┌──
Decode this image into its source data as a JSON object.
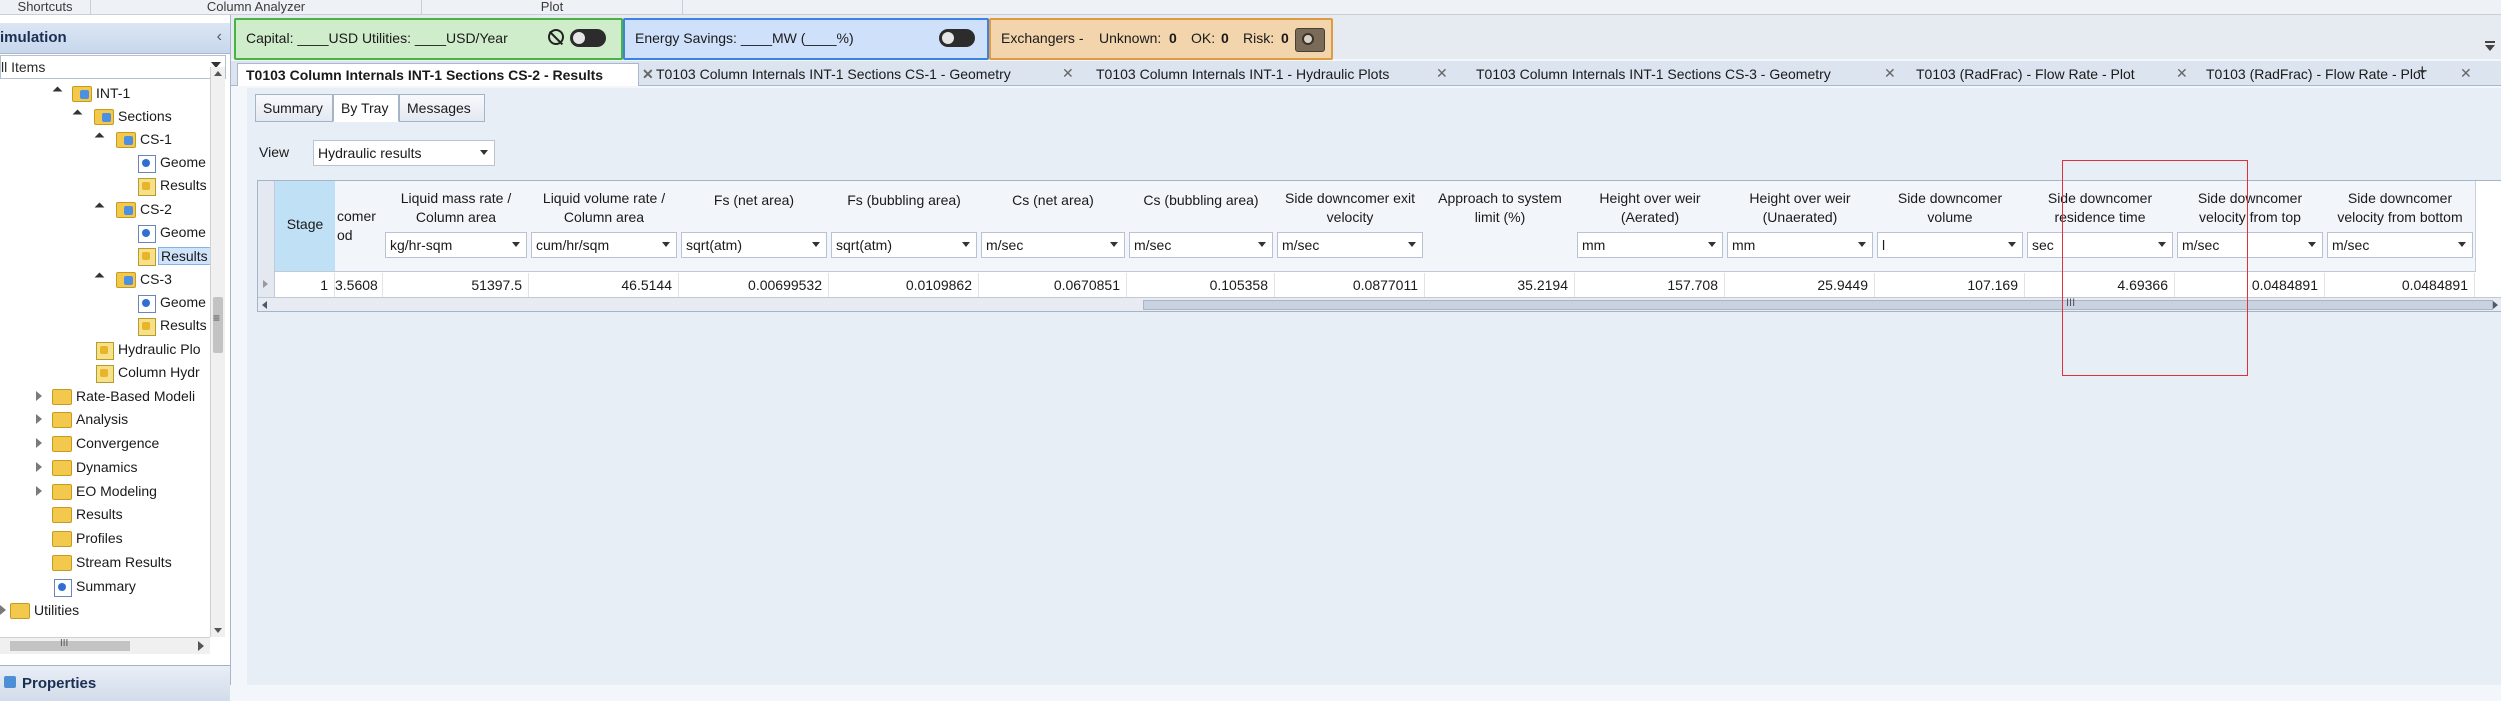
{
  "ribbon": {
    "groups": [
      "Shortcuts",
      "Column Analyzer",
      "Plot"
    ]
  },
  "nav": {
    "title": "imulation",
    "filter": "ll Items",
    "tree": [
      {
        "label": "INT-1",
        "icon": "folder-blue-icon"
      },
      {
        "label": "Sections",
        "icon": "folder-blue-icon"
      },
      {
        "label": "CS-1",
        "icon": "folder-blue-icon"
      },
      {
        "label": "Geome",
        "icon": "form-blue-icon"
      },
      {
        "label": "Results",
        "icon": "form-yellow-icon"
      },
      {
        "label": "CS-2",
        "icon": "folder-blue-icon"
      },
      {
        "label": "Geome",
        "icon": "form-blue-icon"
      },
      {
        "label": "Results",
        "icon": "form-yellow-icon"
      },
      {
        "label": "CS-3",
        "icon": "folder-blue-icon"
      },
      {
        "label": "Geome",
        "icon": "form-blue-icon"
      },
      {
        "label": "Results",
        "icon": "form-yellow-icon"
      },
      {
        "label": "Hydraulic Plo",
        "icon": "form-yellow-icon"
      },
      {
        "label": "Column Hydr",
        "icon": "form-yellow-icon"
      },
      {
        "label": "Rate-Based Modeli",
        "icon": "folder-icon"
      },
      {
        "label": "Analysis",
        "icon": "folder-icon"
      },
      {
        "label": "Convergence",
        "icon": "folder-icon"
      },
      {
        "label": "Dynamics",
        "icon": "folder-icon"
      },
      {
        "label": "EO Modeling",
        "icon": "folder-icon"
      },
      {
        "label": "Results",
        "icon": "folder-icon"
      },
      {
        "label": "Profiles",
        "icon": "folder-icon"
      },
      {
        "label": "Stream Results",
        "icon": "folder-icon"
      },
      {
        "label": "Summary",
        "icon": "summary-icon"
      },
      {
        "label": "Utilities",
        "icon": "folder-icon"
      }
    ],
    "hscroll_grip": "III",
    "vscroll_grip": "≡",
    "properties": "Properties"
  },
  "dashboard": {
    "capital": "Capital: ____USD   Utilities: ____USD/Year",
    "energy": "Energy Savings: ____MW    (____%)",
    "exchangers_label": "Exchangers -",
    "unknown_label": "Unknown:",
    "unknown_value": "0",
    "ok_label": "OK:",
    "ok_value": "0",
    "risk_label": "Risk:",
    "risk_value": "0"
  },
  "doc_tabs": [
    {
      "label": "T0103 Column Internals INT-1 Sections CS-2 - Results",
      "active": true
    },
    {
      "label": "T0103 Column Internals INT-1 Sections CS-1 - Geometry",
      "active": false
    },
    {
      "label": "T0103 Column Internals INT-1 - Hydraulic Plots",
      "active": false
    },
    {
      "label": "T0103 Column Internals INT-1 Sections CS-3 - Geometry",
      "active": false
    },
    {
      "label": "T0103 (RadFrac) - Flow Rate - Plot",
      "active": false
    },
    {
      "label": "T0103 (RadFrac) - Flow Rate - Plot",
      "active": false
    }
  ],
  "doc_tab_close": "✕",
  "doc_tab_add": "+",
  "sub_tabs": [
    "Summary",
    "By Tray",
    "Messages"
  ],
  "view": {
    "label": "View",
    "value": "Hydraulic results"
  },
  "grid": {
    "stage_header": "Stage",
    "columns": [
      {
        "title": "comer\nod",
        "unit": ""
      },
      {
        "title": "Liquid mass rate /\nColumn area",
        "unit": "kg/hr-sqm"
      },
      {
        "title": "Liquid volume rate /\nColumn area",
        "unit": "cum/hr/sqm"
      },
      {
        "title": "Fs (net area)",
        "unit": "sqrt(atm)"
      },
      {
        "title": "Fs (bubbling area)",
        "unit": "sqrt(atm)"
      },
      {
        "title": "Cs (net area)",
        "unit": "m/sec"
      },
      {
        "title": "Cs (bubbling area)",
        "unit": "m/sec"
      },
      {
        "title": "Side downcomer exit\nvelocity",
        "unit": "m/sec"
      },
      {
        "title": "Approach to system\nlimit (%)",
        "unit": ""
      },
      {
        "title": "Height over weir\n(Aerated)",
        "unit": "mm"
      },
      {
        "title": "Height over weir\n(Unaerated)",
        "unit": "mm"
      },
      {
        "title": "Side downcomer\nvolume",
        "unit": "l"
      },
      {
        "title": "Side downcomer\nresidence time",
        "unit": "sec"
      },
      {
        "title": "Side downcomer\nvelocity from top",
        "unit": "m/sec"
      },
      {
        "title": "Side downcomer\nvelocity from bottom",
        "unit": "m/sec"
      }
    ],
    "rows": [
      {
        "stage": "1",
        "values": [
          "3.5608",
          "51397.5",
          "46.5144",
          "0.00699532",
          "0.0109862",
          "0.0670851",
          "0.105358",
          "0.0877011",
          "35.2194",
          "157.708",
          "25.9449",
          "107.169",
          "4.69366",
          "0.0484891",
          "0.0484891"
        ]
      }
    ],
    "hscroll_grip": "III"
  }
}
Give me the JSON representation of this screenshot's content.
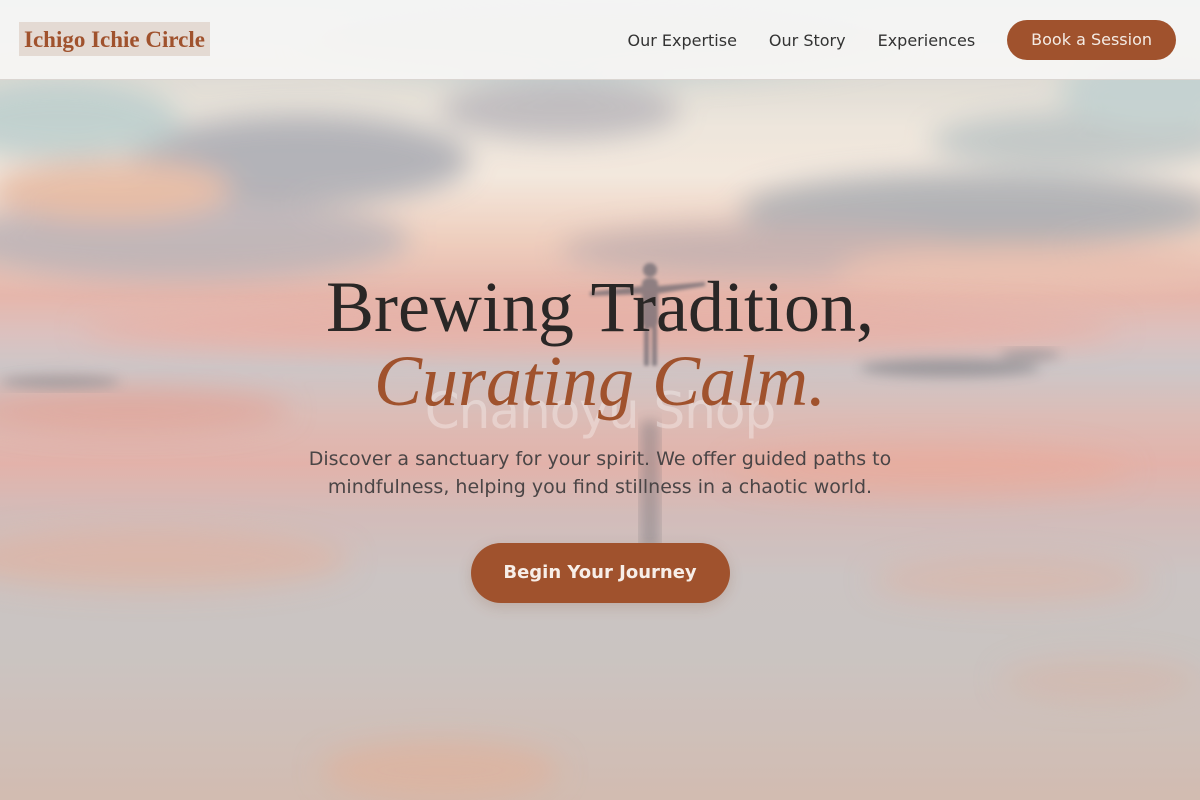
{
  "header": {
    "logo": "Ichigo Ichie Circle",
    "nav": [
      {
        "label": "Our Expertise"
      },
      {
        "label": "Our Story"
      },
      {
        "label": "Experiences"
      }
    ],
    "cta_label": "Book a Session"
  },
  "hero": {
    "headline_line1": "Brewing Tradition,",
    "headline_line2": "Curating Calm.",
    "ghost_text": "Chanoyu Shop",
    "subtext": "Discover a sanctuary for your spirit. We offer guided paths to mindfulness, helping you find stillness in a chaotic world.",
    "cta_label": "Begin Your Journey"
  },
  "colors": {
    "accent": "#a0522d",
    "headline": "#2a2726",
    "body_text": "#4a4546",
    "nav_text": "#333333"
  }
}
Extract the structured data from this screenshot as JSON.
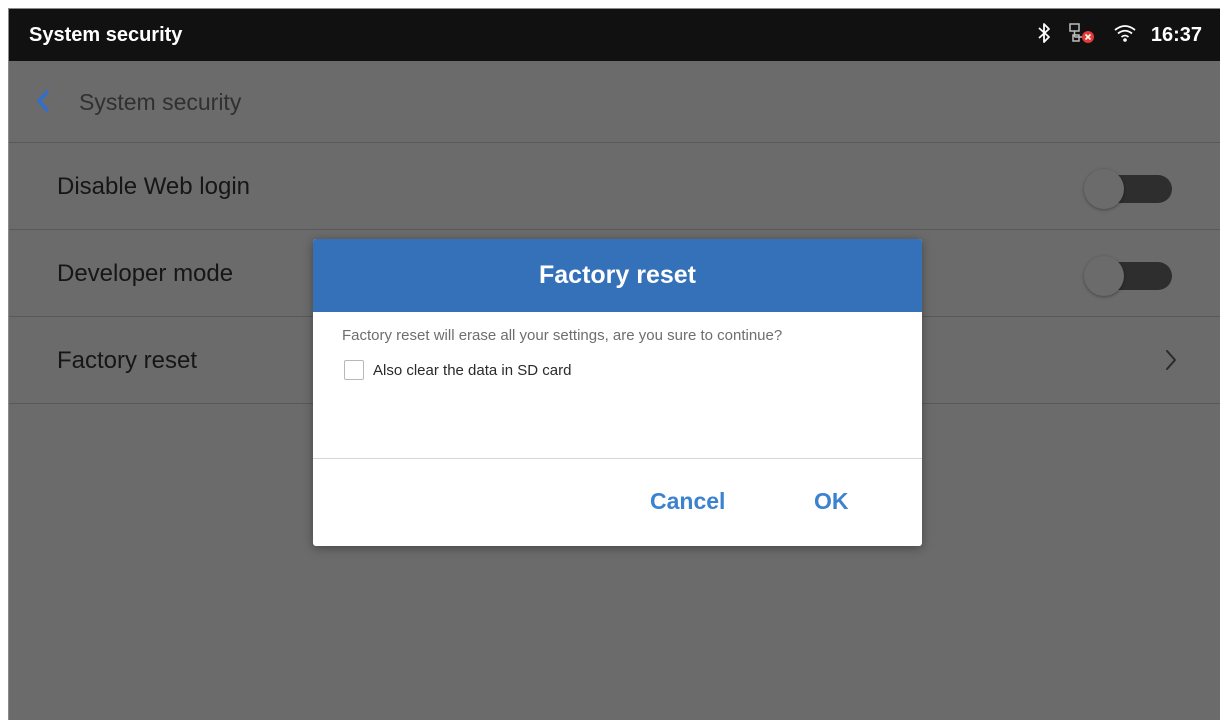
{
  "statusbar": {
    "title": "System security",
    "time": "16:37",
    "icons": [
      "bluetooth-icon",
      "network-disconnected-icon",
      "wifi-icon"
    ],
    "error_color": "#e53935"
  },
  "actionbar": {
    "back_icon": "chevron-left-icon",
    "title": "System security",
    "accent": "#2e6fd0"
  },
  "settings": [
    {
      "label": "Disable Web login",
      "control": "toggle",
      "enabled": false
    },
    {
      "label": "Developer mode",
      "control": "toggle",
      "enabled": false
    },
    {
      "label": "Factory reset",
      "control": "chevron-right-icon"
    }
  ],
  "dialog": {
    "title": "Factory reset",
    "message": "Factory reset will erase all your settings, are you sure to continue?",
    "checkbox_label": "Also clear the data in SD card",
    "checkbox_checked": false,
    "cancel_label": "Cancel",
    "ok_label": "OK",
    "header_color": "#3471b8",
    "button_color": "#3b82cf"
  }
}
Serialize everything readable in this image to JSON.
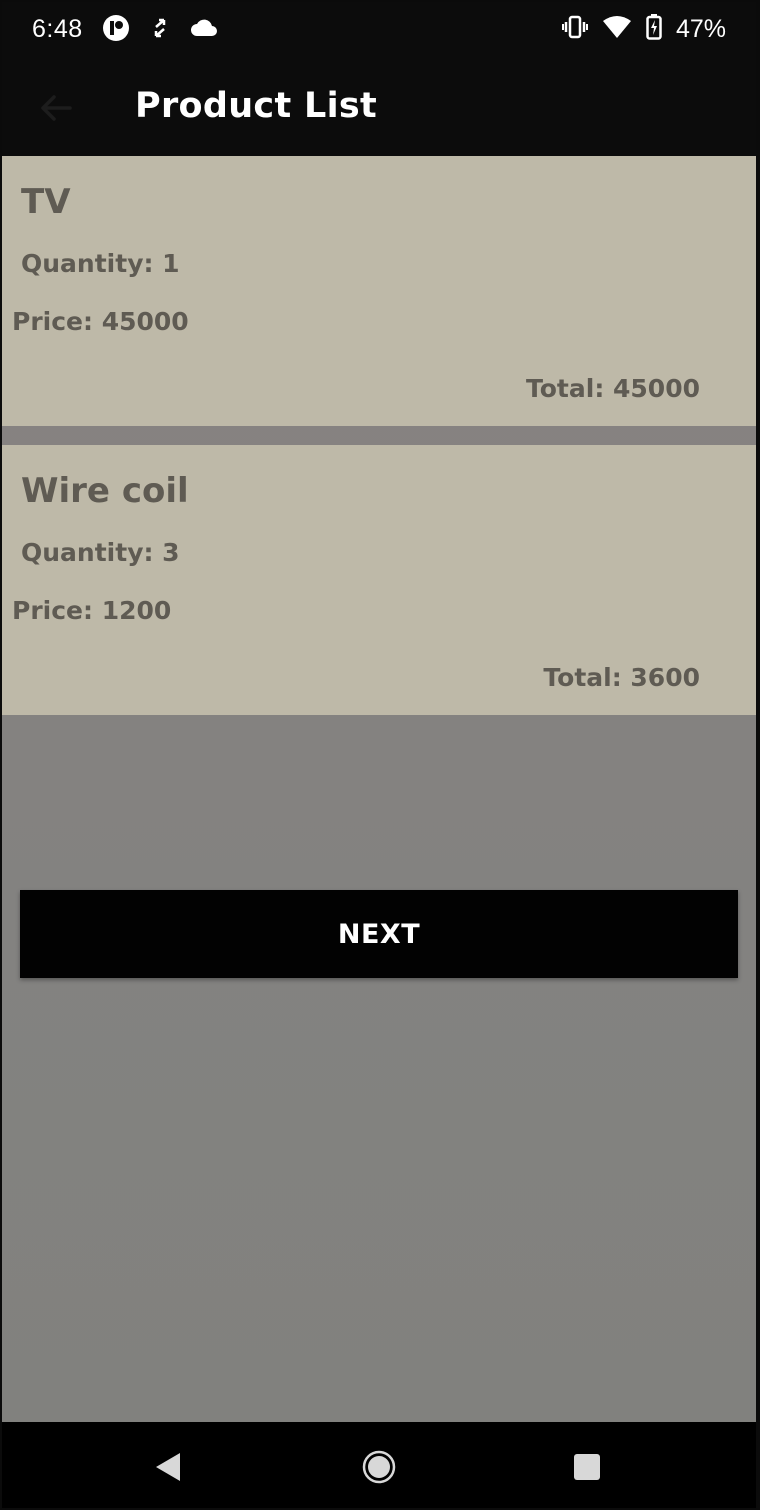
{
  "status_bar": {
    "time": "6:48",
    "battery_percent": "47%",
    "icons_left": [
      "cast-app-icon",
      "sync-arrows-icon",
      "cloud-icon"
    ],
    "icons_right": [
      "vibrate-icon",
      "wifi-icon",
      "battery-charging-icon"
    ]
  },
  "app_bar": {
    "title": "Product List",
    "back_icon": "arrow-left-icon"
  },
  "products": [
    {
      "name": "TV",
      "quantity_text": "Quantity: 1",
      "price_text": "Price: 45000",
      "total_text": "Total: 45000"
    },
    {
      "name": "Wire coil",
      "quantity_text": "Quantity: 3",
      "price_text": "Price: 1200",
      "total_text": "Total: 3600"
    }
  ],
  "actions": {
    "next_label": "NEXT"
  },
  "nav_bar": {
    "icons": [
      "nav-back-icon",
      "nav-home-icon",
      "nav-recents-icon"
    ]
  },
  "colors": {
    "card_background": "#beb9a8",
    "card_text": "#5f5b53",
    "content_background": "#858280",
    "app_bar": "#0c0c0c",
    "button": "#020202"
  }
}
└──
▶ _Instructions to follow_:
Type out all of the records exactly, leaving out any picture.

▶ _Answer for the task_:
Decode this image into its source data as a JSON object.
{
  "ribbon": {
    "groups": [
      "Shortcuts",
      "Column Analyzer",
      "Plot"
    ]
  },
  "nav": {
    "title": "imulation",
    "filter": "ll Items",
    "tree": [
      {
        "label": "INT-1",
        "icon": "folder-blue-icon"
      },
      {
        "label": "Sections",
        "icon": "folder-blue-icon"
      },
      {
        "label": "CS-1",
        "icon": "folder-blue-icon"
      },
      {
        "label": "Geome",
        "icon": "form-blue-icon"
      },
      {
        "label": "Results",
        "icon": "form-yellow-icon"
      },
      {
        "label": "CS-2",
        "icon": "folder-blue-icon"
      },
      {
        "label": "Geome",
        "icon": "form-blue-icon"
      },
      {
        "label": "Results",
        "icon": "form-yellow-icon"
      },
      {
        "label": "CS-3",
        "icon": "folder-blue-icon"
      },
      {
        "label": "Geome",
        "icon": "form-blue-icon"
      },
      {
        "label": "Results",
        "icon": "form-yellow-icon"
      },
      {
        "label": "Hydraulic Plo",
        "icon": "form-yellow-icon"
      },
      {
        "label": "Column Hydr",
        "icon": "form-yellow-icon"
      },
      {
        "label": "Rate-Based Modeli",
        "icon": "folder-icon"
      },
      {
        "label": "Analysis",
        "icon": "folder-icon"
      },
      {
        "label": "Convergence",
        "icon": "folder-icon"
      },
      {
        "label": "Dynamics",
        "icon": "folder-icon"
      },
      {
        "label": "EO Modeling",
        "icon": "folder-icon"
      },
      {
        "label": "Results",
        "icon": "folder-icon"
      },
      {
        "label": "Profiles",
        "icon": "folder-icon"
      },
      {
        "label": "Stream Results",
        "icon": "folder-icon"
      },
      {
        "label": "Summary",
        "icon": "summary-icon"
      },
      {
        "label": "Utilities",
        "icon": "folder-icon"
      }
    ],
    "hscroll_grip": "III",
    "vscroll_grip": "≡",
    "properties": "Properties"
  },
  "dashboard": {
    "capital": "Capital: ____USD   Utilities: ____USD/Year",
    "energy": "Energy Savings: ____MW    (____%)",
    "exchangers_label": "Exchangers -",
    "unknown_label": "Unknown:",
    "unknown_value": "0",
    "ok_label": "OK:",
    "ok_value": "0",
    "risk_label": "Risk:",
    "risk_value": "0"
  },
  "doc_tabs": [
    {
      "label": "T0103 Column Internals INT-1 Sections CS-2 - Results",
      "active": true
    },
    {
      "label": "T0103 Column Internals INT-1 Sections CS-1 - Geometry",
      "active": false
    },
    {
      "label": "T0103 Column Internals INT-1 - Hydraulic Plots",
      "active": false
    },
    {
      "label": "T0103 Column Internals INT-1 Sections CS-3 - Geometry",
      "active": false
    },
    {
      "label": "T0103 (RadFrac) - Flow Rate - Plot",
      "active": false
    },
    {
      "label": "T0103 (RadFrac) - Flow Rate - Plot",
      "active": false
    }
  ],
  "doc_tab_close": "✕",
  "doc_tab_add": "+",
  "sub_tabs": [
    "Summary",
    "By Tray",
    "Messages"
  ],
  "view": {
    "label": "View",
    "value": "Hydraulic results"
  },
  "grid": {
    "stage_header": "Stage",
    "columns": [
      {
        "title": "comer\nod",
        "unit": ""
      },
      {
        "title": "Liquid mass rate /\nColumn area",
        "unit": "kg/hr-sqm"
      },
      {
        "title": "Liquid volume rate /\nColumn area",
        "unit": "cum/hr/sqm"
      },
      {
        "title": "Fs (net area)",
        "unit": "sqrt(atm)"
      },
      {
        "title": "Fs (bubbling area)",
        "unit": "sqrt(atm)"
      },
      {
        "title": "Cs (net area)",
        "unit": "m/sec"
      },
      {
        "title": "Cs (bubbling area)",
        "unit": "m/sec"
      },
      {
        "title": "Side downcomer exit\nvelocity",
        "unit": "m/sec"
      },
      {
        "title": "Approach to system\nlimit (%)",
        "unit": ""
      },
      {
        "title": "Height over weir\n(Aerated)",
        "unit": "mm"
      },
      {
        "title": "Height over weir\n(Unaerated)",
        "unit": "mm"
      },
      {
        "title": "Side downcomer\nvolume",
        "unit": "l"
      },
      {
        "title": "Side downcomer\nresidence time",
        "unit": "sec"
      },
      {
        "title": "Side downcomer\nvelocity from top",
        "unit": "m/sec"
      },
      {
        "title": "Side downcomer\nvelocity from bottom",
        "unit": "m/sec"
      }
    ],
    "rows": [
      {
        "stage": "1",
        "values": [
          "3.5608",
          "51397.5",
          "46.5144",
          "0.00699532",
          "0.0109862",
          "0.0670851",
          "0.105358",
          "0.0877011",
          "35.2194",
          "157.708",
          "25.9449",
          "107.169",
          "4.69366",
          "0.0484891",
          "0.0484891"
        ]
      }
    ],
    "hscroll_grip": "III"
  }
}
Give me the JSON representation of this screenshot's content.
{
  "header": {
    "logo": "Ichigo Ichie Circle",
    "nav": [
      {
        "label": "Our Expertise"
      },
      {
        "label": "Our Story"
      },
      {
        "label": "Experiences"
      }
    ],
    "cta_label": "Book a Session"
  },
  "hero": {
    "headline_line1": "Brewing Tradition,",
    "headline_line2": "Curating Calm.",
    "ghost_text": "Chanoyu Shop",
    "subtext": "Discover a sanctuary for your spirit. We offer guided paths to mindfulness, helping you find stillness in a chaotic world.",
    "cta_label": "Begin Your Journey"
  },
  "colors": {
    "accent": "#a0522d",
    "headline": "#2a2726",
    "body_text": "#4a4546",
    "nav_text": "#333333"
  }
}
Extract the structured data from this screenshot as JSON.
{
  "statusbar": {
    "title": "System security",
    "time": "16:37",
    "icons": [
      "bluetooth-icon",
      "network-disconnected-icon",
      "wifi-icon"
    ],
    "error_color": "#e53935"
  },
  "actionbar": {
    "back_icon": "chevron-left-icon",
    "title": "System security",
    "accent": "#2e6fd0"
  },
  "settings": [
    {
      "label": "Disable Web login",
      "control": "toggle",
      "enabled": false
    },
    {
      "label": "Developer mode",
      "control": "toggle",
      "enabled": false
    },
    {
      "label": "Factory reset",
      "control": "chevron-right-icon"
    }
  ],
  "dialog": {
    "title": "Factory reset",
    "message": "Factory reset will erase all your settings, are you sure to continue?",
    "checkbox_label": "Also clear the data in SD card",
    "checkbox_checked": false,
    "cancel_label": "Cancel",
    "ok_label": "OK",
    "header_color": "#3471b8",
    "button_color": "#3b82cf"
  }
}
Serialize everything readable in this image to JSON.
{
  "status_bar": {
    "time": "6:48",
    "battery_percent": "47%",
    "icons_left": [
      "cast-app-icon",
      "sync-arrows-icon",
      "cloud-icon"
    ],
    "icons_right": [
      "vibrate-icon",
      "wifi-icon",
      "battery-charging-icon"
    ]
  },
  "app_bar": {
    "title": "Product List",
    "back_icon": "arrow-left-icon"
  },
  "products": [
    {
      "name": "TV",
      "quantity_text": "Quantity: 1",
      "price_text": "Price: 45000",
      "total_text": "Total: 45000"
    },
    {
      "name": "Wire coil",
      "quantity_text": "Quantity: 3",
      "price_text": "Price: 1200",
      "total_text": "Total: 3600"
    }
  ],
  "actions": {
    "next_label": "NEXT"
  },
  "nav_bar": {
    "icons": [
      "nav-back-icon",
      "nav-home-icon",
      "nav-recents-icon"
    ]
  },
  "colors": {
    "card_background": "#beb9a8",
    "card_text": "#5f5b53",
    "content_background": "#858280",
    "app_bar": "#0c0c0c",
    "button": "#020202"
  }
}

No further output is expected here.